◆ Task ◆
Search the listing for the word "비활성화" and copy every line where it turns up.

◆ Data to process ◆
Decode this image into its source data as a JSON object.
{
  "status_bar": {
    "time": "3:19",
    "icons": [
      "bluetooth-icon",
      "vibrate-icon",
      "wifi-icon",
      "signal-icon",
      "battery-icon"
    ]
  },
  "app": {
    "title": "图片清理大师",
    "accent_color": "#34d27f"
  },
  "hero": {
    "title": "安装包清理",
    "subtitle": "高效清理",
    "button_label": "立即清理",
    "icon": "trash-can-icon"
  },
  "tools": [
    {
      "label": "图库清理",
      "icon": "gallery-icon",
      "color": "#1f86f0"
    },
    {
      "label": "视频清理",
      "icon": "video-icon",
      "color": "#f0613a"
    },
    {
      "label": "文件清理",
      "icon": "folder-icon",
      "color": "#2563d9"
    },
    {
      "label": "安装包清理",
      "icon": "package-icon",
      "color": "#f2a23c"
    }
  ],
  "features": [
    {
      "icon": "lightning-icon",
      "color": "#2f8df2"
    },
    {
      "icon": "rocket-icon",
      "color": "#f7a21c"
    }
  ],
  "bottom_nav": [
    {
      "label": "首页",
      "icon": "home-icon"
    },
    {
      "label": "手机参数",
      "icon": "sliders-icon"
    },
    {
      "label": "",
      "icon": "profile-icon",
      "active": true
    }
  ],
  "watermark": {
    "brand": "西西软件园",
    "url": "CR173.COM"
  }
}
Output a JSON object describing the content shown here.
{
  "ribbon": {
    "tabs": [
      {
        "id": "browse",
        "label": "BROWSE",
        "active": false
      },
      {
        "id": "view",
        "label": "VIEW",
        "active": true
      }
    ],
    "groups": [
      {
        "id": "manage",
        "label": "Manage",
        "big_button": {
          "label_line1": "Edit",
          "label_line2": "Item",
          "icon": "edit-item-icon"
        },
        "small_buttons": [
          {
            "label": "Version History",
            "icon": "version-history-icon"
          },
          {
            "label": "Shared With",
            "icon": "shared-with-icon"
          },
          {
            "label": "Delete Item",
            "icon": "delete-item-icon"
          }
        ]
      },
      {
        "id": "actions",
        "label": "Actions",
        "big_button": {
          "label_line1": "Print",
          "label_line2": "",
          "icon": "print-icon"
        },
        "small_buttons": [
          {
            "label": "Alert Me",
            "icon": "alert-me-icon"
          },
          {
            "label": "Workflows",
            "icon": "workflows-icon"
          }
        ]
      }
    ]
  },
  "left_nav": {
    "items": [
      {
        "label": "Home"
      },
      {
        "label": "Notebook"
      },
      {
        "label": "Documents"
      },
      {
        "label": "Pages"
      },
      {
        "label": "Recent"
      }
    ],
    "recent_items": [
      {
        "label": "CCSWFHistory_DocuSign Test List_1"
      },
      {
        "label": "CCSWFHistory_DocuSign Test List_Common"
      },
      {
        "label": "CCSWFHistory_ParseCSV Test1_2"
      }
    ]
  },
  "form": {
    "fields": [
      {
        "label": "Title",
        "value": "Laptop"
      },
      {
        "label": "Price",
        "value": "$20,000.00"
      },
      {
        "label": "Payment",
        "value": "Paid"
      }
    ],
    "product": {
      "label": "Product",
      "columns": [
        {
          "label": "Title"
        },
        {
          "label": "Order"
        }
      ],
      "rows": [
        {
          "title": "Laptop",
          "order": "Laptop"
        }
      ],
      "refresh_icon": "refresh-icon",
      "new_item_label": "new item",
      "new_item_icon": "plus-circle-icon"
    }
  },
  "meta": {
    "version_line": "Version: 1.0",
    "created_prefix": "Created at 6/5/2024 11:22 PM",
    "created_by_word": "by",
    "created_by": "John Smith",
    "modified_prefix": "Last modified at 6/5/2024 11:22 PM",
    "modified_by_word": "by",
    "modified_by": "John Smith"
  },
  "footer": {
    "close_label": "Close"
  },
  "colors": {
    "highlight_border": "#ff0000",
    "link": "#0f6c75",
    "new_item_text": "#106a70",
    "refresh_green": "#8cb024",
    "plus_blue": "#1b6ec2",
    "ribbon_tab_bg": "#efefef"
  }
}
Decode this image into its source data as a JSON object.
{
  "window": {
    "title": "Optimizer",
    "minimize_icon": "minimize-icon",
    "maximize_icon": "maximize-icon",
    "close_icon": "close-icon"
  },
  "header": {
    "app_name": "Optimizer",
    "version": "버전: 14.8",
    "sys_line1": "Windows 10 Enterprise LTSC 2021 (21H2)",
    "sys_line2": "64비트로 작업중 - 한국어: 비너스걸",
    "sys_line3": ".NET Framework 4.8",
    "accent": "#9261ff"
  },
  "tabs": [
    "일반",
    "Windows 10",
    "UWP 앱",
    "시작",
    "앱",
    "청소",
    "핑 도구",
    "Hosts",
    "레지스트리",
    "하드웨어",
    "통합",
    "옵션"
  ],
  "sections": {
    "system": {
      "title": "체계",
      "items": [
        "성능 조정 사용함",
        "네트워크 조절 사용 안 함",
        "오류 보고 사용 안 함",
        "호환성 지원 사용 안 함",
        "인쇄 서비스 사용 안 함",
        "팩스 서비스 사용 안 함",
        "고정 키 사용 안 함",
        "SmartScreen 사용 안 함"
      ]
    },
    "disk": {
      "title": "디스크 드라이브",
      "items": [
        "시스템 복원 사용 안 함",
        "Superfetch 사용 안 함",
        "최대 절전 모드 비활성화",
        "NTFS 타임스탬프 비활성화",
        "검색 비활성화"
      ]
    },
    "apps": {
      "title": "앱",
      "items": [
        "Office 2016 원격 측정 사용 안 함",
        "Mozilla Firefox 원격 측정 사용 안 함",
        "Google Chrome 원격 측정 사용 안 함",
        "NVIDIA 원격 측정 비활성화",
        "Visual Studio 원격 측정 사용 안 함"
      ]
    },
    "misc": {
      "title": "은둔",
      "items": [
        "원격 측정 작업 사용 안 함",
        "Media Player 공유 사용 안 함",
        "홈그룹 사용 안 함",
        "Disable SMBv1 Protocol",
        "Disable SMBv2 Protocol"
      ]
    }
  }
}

◆ The completed task ◆
        "최대 절전 모드 비활성화",
        "NTFS 타임스탬프 비활성화",
        "검색 비활성화"
        "NVIDIA 원격 측정 비활성화",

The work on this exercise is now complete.